Believe it or not, some argue Henry David Thoreau never really lived out in the “wilds” at all when he wrote the book Walden.
As proof, they say that at no time did he ever reside more than two miles from his mother and sister’s house in Concord.
Thoreau’s house was situated so that he could see the bustling Concord-Lincoln highway across his lot, and the Fitchburg railroad tracks whooshed by on the other side of Walden Pond. He would often go for suppers and beg cookies from his mother on daily trips into the bustling city.
Even at home, he was rarely alone for long. His little cabin easily fit a dozen visitors and often did.

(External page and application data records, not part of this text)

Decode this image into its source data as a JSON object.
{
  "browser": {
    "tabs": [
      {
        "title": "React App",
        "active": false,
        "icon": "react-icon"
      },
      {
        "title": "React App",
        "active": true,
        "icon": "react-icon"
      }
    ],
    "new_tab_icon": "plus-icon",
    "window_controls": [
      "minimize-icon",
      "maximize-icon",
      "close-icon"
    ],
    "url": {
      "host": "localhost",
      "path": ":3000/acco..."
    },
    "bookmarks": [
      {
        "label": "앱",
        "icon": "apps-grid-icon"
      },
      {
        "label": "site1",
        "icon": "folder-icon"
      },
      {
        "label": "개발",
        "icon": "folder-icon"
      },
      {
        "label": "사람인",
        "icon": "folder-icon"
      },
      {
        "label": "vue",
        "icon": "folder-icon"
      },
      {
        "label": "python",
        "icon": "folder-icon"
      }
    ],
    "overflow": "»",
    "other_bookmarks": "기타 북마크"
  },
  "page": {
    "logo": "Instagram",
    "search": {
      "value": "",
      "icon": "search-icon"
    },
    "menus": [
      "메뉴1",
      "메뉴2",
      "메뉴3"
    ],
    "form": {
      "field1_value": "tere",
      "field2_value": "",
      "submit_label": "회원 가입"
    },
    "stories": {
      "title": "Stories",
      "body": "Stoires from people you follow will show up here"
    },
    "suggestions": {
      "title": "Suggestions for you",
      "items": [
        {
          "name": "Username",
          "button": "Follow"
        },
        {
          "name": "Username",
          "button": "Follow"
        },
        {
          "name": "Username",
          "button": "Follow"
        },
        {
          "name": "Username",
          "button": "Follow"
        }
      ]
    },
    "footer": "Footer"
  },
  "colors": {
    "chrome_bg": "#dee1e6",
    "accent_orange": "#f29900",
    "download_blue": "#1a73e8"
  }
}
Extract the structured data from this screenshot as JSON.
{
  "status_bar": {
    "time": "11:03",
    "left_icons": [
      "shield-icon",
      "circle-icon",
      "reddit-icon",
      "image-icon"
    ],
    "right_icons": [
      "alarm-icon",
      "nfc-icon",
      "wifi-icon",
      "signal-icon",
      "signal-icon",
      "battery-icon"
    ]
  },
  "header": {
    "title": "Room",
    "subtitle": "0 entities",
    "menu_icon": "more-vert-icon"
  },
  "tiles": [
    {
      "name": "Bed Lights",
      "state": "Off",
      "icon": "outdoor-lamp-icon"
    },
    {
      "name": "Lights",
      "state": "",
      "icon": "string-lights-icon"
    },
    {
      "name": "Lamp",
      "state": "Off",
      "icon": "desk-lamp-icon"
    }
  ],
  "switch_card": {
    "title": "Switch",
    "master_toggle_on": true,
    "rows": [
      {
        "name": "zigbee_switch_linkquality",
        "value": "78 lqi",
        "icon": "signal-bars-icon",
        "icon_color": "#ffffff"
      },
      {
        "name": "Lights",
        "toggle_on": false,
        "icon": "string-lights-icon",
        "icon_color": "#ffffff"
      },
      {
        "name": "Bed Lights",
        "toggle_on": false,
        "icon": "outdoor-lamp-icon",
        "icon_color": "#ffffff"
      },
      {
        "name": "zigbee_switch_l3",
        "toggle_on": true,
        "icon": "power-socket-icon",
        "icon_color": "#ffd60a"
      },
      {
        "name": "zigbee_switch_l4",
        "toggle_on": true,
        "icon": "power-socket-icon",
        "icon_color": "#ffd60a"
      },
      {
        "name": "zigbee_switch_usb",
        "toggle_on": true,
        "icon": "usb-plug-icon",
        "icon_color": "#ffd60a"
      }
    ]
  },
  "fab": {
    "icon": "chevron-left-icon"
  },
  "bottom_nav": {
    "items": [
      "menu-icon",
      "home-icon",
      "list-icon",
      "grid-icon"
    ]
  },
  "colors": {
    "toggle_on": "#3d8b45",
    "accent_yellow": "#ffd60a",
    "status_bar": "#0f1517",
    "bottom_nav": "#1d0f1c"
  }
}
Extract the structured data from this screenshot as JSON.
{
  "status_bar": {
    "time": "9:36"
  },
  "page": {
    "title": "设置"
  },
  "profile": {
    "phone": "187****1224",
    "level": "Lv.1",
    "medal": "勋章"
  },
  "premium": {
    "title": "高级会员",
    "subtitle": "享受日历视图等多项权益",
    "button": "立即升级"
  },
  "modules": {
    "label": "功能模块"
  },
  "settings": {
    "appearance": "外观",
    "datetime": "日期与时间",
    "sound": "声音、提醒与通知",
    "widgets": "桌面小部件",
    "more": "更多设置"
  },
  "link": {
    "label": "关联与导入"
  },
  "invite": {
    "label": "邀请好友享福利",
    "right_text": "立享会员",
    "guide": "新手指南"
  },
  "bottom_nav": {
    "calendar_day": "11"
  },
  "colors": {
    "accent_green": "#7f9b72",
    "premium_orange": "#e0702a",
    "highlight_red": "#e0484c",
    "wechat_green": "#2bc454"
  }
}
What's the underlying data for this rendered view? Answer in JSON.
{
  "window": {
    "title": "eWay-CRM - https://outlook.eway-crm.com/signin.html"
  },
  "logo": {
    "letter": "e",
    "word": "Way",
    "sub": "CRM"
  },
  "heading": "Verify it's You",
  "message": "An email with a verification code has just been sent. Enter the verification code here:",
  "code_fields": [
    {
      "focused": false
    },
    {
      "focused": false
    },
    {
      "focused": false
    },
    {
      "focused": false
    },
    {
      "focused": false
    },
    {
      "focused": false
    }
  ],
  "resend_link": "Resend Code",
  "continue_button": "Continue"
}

His regular guests included Ralph Waldo Emerson and Nathaniel Hawthorne, and tourists often knocked on his door hoping to meet the “recluse.”